Plaster may seem bland, but as we know it can be used to make convincing fake/imitation diamonds …
Where WALLS are concerned, there are many different kinds of plaster, each with its own advantages and disadvantages – below we will review the main choices for internal walls, and comment on which works best in which location.
If you are in the final stages of a self-build or renovation project, it is highly likely that you will be thinking about the different types of plaster available to create the desired impression.
Plastering walls is a skilled job that is generally best left to the professionals, but it’s wise to do some research when it comes to deciding which type of plaster will be best for your home, as some will be more suited to certain types of property than others and it really IS worth the effort to get it right.

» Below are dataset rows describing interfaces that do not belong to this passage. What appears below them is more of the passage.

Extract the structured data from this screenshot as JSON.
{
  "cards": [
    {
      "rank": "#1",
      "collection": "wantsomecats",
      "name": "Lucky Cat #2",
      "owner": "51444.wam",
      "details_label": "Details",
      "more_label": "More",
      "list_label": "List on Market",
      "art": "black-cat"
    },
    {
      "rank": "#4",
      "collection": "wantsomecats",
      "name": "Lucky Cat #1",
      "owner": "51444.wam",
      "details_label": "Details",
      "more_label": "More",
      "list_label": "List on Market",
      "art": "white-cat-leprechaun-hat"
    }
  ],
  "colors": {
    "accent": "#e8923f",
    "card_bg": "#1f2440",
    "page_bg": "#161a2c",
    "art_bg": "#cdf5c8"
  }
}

While checking that the type of plaster is suitable for the type of house you’re dealing with, it’s also valuable to note that some plaster types are much better for specific wall structures and applications.
Before exploring the many different types of plaster on offer, it is important to look at the differences between more traditional plasters and the modern mixes typically used now.
Lime-based versus Gypsum plaster
Lime plaster is made up of a mixture of lime, sand, and water, often with added fibres such as animal hair to strengthen the mix and to ensure a good bind with the walls. It has been used for thousands of years and, unlike many modern cement plasters, is breathable.
For this reason, it is highly suitable for vintage properties where it can help prevent damp issues and condensation. It is the ultimate eco-friendly product. Lime plaster is also flexible so it can cope well with movement in buildings – plus, it has a beautiful soft appearance that does justice to the character of mature properties.
Gypsum plaster, on the other hand, is now the most commonly used type of plaster. It is made with partially or completely dehydrated gypsum and is often combined with hardeners.
Gypsum is less flexible than lime and far less porous, which reduces its suitability for restoration projects.
However, it’s comparatively perfect for the desirable smooth finishes of modern properties and extensions. A major advantage is that it takes a very short time to dry.
It is actually hard to put an exact cost on lime plaster as it comes in so many different guises, including pre-mixed and one-coat formulas. The materials required for each layer also vary.
Unlike lime and gypsum plaster, cement plaster is made from sand, cement and water, and is usually mixed up on site. Its quick setting times and lower cost make it a popular option, but it should be noted that it is harder to achieve a smooth surface with cement plaster than with gypsum. For this reason, a gypsum plaster will commonly be applied on top.
The fact that cement plaster is not as breathable or flexible as lime make it unsuitable for period homes.
Venetian Polished Plaster
Another traditional type of lime-based plaster, like clay, Venetian Polished plaster is a hugely popular finish for internal walls right now.
It is made from slaked lime, marble dust, and natural binders in the mix. It’s applied over an acrylic primer and protected by a wax coat.
Venetian Polished Plaster has a beautiful, natural appearance.
On the downside, Venetian Polished plaster is not an inexpensive product.
One of its main benefits is that it is waterproof and highly durable, making it perfect for all kinds of applications, including wet rooms and kitchens.
Another lime-based plaster, Marmorino is a composite of lime putty, primary slaked lime, marble dust, and ground marble.
It can be applied in a variety of ways to produce a range of effects, from matt to glossy, and even to resemble natural stone or polished marble.
A form of lime plaster, tadelakt is also sometimes referred to as Moroccan plaster and gives a beautiful, rustic finish that is suitable for both traditional & contemporary interior schemes.
Originating in the foothills of the Atlas mountains, it was developed in the city of Marrakech as a flexible material extremely useful for surfacing the ryads which distinguish this region: small interior courtyards with central water features.
Thanks to a renewed interest in traditional and natural types of plaster in recent years, clay plaster is currently viewed as very fashionable in all kinds of property, whatever age. Clay plaster uses natural clay as the primary binding element, before being combined with aggregates and natural fibres to give it strength.
Although it is a spectaclar option, resulting in a beautiful matt surface which can be left unpainted (often it comes ready-coloured), clay plaster is NOT suitable for areas that will regularly be exposed to water, such as inside showers or behind sink units.